Activity
Go through the entries below, tally each line that has the word "JSON", and give only the total.

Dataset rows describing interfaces
***

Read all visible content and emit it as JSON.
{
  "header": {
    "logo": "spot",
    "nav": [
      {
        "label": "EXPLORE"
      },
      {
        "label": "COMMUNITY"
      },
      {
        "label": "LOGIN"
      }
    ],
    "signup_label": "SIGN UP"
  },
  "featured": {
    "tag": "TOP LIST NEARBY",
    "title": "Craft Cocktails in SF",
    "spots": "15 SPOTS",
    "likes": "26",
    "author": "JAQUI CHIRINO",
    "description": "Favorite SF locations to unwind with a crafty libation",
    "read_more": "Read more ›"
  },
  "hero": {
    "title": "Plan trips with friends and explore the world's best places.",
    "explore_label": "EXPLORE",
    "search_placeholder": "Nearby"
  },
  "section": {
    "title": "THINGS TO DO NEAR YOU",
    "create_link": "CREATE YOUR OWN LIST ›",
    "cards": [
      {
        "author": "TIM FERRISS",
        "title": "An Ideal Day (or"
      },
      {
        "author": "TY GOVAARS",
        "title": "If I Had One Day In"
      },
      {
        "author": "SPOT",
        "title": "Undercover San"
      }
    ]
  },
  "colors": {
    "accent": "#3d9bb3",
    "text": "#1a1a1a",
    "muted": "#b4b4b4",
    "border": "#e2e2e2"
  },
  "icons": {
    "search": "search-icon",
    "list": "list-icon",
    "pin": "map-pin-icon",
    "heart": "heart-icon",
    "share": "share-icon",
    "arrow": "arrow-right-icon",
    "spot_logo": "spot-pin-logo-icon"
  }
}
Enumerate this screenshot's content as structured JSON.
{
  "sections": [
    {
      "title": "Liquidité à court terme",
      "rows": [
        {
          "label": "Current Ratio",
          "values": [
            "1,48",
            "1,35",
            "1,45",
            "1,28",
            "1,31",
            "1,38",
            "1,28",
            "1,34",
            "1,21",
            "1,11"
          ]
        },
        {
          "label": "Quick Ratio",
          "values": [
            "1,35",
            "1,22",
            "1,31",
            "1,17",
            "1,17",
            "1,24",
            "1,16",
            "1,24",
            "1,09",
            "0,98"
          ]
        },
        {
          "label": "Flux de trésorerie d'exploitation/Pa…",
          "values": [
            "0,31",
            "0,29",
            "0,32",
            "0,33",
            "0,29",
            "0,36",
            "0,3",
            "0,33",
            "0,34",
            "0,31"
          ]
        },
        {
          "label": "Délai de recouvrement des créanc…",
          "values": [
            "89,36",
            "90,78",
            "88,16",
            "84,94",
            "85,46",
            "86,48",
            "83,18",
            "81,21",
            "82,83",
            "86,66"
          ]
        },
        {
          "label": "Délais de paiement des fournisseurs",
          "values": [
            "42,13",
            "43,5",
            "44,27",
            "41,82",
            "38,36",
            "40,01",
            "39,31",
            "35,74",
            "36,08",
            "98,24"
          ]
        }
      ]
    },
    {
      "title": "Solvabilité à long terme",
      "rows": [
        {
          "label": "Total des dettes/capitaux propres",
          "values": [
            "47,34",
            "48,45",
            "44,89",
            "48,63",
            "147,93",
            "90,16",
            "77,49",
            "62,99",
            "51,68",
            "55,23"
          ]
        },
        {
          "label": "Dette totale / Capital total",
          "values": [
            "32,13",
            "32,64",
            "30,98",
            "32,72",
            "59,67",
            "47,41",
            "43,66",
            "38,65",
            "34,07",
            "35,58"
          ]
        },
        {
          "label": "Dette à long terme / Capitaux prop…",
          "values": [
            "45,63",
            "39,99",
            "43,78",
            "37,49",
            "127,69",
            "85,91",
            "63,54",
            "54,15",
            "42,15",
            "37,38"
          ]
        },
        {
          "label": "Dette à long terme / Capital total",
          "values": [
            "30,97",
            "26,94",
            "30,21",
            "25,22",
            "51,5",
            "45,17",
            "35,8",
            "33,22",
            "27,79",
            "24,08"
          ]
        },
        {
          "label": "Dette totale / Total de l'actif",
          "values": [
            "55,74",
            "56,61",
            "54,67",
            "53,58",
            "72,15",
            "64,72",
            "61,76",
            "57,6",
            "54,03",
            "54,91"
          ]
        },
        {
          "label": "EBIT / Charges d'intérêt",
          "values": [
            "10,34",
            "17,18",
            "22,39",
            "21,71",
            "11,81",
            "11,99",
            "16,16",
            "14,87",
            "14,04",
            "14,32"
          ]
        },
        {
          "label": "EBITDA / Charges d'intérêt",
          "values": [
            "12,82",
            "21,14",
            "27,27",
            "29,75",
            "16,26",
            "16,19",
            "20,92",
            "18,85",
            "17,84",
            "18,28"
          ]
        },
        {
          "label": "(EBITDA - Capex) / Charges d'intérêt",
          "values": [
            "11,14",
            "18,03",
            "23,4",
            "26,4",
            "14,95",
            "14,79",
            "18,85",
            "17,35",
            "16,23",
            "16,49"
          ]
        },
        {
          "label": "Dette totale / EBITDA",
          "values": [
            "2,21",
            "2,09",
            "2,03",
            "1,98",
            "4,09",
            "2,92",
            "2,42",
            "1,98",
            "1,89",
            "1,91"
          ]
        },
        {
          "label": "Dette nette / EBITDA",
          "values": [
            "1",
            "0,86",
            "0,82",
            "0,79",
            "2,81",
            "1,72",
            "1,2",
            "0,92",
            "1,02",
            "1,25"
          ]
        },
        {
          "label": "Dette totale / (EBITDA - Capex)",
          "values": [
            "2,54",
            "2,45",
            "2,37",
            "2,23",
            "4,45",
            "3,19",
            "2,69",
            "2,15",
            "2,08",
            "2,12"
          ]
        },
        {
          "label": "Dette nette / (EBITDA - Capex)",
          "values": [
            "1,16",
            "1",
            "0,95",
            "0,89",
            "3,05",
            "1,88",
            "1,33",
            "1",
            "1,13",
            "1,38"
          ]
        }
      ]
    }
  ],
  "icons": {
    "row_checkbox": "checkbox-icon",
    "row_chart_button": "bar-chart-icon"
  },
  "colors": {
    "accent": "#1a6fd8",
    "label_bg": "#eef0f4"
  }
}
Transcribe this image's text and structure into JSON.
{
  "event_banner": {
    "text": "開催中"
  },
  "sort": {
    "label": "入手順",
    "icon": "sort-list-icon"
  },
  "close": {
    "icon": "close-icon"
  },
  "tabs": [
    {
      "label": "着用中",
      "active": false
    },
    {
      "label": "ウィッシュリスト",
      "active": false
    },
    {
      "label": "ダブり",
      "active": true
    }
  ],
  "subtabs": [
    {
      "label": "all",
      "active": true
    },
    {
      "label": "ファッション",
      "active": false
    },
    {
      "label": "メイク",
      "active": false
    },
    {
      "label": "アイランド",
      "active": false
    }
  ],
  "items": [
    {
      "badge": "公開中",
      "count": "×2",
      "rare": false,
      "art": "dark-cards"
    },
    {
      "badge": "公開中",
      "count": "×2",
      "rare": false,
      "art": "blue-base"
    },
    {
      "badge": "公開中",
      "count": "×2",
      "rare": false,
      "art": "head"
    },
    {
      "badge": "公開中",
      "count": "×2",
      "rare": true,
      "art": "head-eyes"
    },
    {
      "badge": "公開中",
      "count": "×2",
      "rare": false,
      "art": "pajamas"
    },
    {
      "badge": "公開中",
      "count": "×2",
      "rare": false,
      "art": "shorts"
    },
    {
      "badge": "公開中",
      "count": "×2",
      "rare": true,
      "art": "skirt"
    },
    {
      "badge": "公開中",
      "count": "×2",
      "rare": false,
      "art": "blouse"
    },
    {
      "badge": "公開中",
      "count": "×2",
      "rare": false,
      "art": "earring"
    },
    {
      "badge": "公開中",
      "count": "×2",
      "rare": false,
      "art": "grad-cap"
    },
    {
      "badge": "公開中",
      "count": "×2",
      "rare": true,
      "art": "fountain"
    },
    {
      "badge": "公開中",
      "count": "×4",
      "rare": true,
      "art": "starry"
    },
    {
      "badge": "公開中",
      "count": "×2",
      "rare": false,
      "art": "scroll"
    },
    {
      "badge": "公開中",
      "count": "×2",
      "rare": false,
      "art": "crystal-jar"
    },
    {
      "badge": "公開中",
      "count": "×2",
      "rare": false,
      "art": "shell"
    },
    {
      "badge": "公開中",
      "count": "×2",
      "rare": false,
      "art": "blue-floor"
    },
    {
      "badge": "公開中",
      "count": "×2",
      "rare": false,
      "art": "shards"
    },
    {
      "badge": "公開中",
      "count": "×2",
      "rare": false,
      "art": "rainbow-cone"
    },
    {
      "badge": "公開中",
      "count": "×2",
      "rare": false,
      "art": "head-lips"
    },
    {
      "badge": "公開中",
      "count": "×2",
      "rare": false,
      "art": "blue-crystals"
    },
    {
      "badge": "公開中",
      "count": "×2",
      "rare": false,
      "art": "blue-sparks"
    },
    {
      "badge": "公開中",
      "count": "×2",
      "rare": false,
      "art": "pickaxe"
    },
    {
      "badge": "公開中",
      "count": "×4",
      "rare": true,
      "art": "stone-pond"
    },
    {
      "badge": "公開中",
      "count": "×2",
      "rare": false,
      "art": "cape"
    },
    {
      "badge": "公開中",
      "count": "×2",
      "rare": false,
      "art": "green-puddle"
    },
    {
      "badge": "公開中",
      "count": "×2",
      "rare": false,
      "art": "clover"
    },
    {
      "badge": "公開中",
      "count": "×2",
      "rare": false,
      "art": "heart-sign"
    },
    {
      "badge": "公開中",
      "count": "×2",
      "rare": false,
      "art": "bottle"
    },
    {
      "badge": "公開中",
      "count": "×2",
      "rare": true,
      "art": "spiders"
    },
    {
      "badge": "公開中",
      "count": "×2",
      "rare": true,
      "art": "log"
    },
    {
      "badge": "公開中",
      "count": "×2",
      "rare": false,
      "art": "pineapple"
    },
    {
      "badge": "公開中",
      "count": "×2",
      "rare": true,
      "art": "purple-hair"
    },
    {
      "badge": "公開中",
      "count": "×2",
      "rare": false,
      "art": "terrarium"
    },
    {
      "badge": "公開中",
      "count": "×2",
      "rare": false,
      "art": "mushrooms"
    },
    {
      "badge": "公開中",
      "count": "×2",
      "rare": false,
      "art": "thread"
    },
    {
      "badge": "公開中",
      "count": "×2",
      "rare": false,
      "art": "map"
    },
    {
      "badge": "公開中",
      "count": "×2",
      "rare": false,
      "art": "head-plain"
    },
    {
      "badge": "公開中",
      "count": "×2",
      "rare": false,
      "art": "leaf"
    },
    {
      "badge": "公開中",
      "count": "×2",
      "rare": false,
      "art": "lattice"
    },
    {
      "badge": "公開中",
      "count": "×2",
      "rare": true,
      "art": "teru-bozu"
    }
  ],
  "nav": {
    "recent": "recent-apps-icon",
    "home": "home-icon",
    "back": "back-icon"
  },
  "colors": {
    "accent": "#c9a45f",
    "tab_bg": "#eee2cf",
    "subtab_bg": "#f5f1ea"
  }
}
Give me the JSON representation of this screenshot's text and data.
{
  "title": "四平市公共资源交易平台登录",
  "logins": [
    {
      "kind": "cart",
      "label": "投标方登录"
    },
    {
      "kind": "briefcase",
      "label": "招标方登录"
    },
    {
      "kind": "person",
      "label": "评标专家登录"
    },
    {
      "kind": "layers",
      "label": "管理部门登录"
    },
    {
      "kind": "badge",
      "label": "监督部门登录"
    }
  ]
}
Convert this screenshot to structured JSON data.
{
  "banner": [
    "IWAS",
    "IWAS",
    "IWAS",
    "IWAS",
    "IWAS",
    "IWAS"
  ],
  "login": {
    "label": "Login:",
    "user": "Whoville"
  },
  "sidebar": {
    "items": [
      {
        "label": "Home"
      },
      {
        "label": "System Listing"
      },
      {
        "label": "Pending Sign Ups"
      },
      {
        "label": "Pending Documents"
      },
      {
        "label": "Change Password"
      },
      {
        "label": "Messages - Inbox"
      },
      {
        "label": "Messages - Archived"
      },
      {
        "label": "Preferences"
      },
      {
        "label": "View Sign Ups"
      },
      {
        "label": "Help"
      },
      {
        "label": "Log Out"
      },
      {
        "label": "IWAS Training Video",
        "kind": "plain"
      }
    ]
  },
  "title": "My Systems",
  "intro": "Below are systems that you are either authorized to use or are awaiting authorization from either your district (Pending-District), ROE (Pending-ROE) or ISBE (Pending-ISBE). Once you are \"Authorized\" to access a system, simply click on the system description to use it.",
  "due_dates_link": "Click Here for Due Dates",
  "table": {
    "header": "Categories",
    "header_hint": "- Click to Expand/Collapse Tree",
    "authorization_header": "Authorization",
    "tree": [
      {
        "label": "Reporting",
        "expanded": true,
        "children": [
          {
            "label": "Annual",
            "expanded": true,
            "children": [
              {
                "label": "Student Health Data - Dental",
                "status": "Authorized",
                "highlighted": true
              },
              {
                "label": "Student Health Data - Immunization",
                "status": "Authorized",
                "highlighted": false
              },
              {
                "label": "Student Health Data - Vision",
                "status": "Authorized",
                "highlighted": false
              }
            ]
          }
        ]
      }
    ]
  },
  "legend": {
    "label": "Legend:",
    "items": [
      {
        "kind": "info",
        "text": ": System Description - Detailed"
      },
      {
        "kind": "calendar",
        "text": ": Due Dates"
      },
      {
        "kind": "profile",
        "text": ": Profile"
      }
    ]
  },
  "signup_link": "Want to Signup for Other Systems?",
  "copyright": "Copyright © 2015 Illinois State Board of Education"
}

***

Completed task
5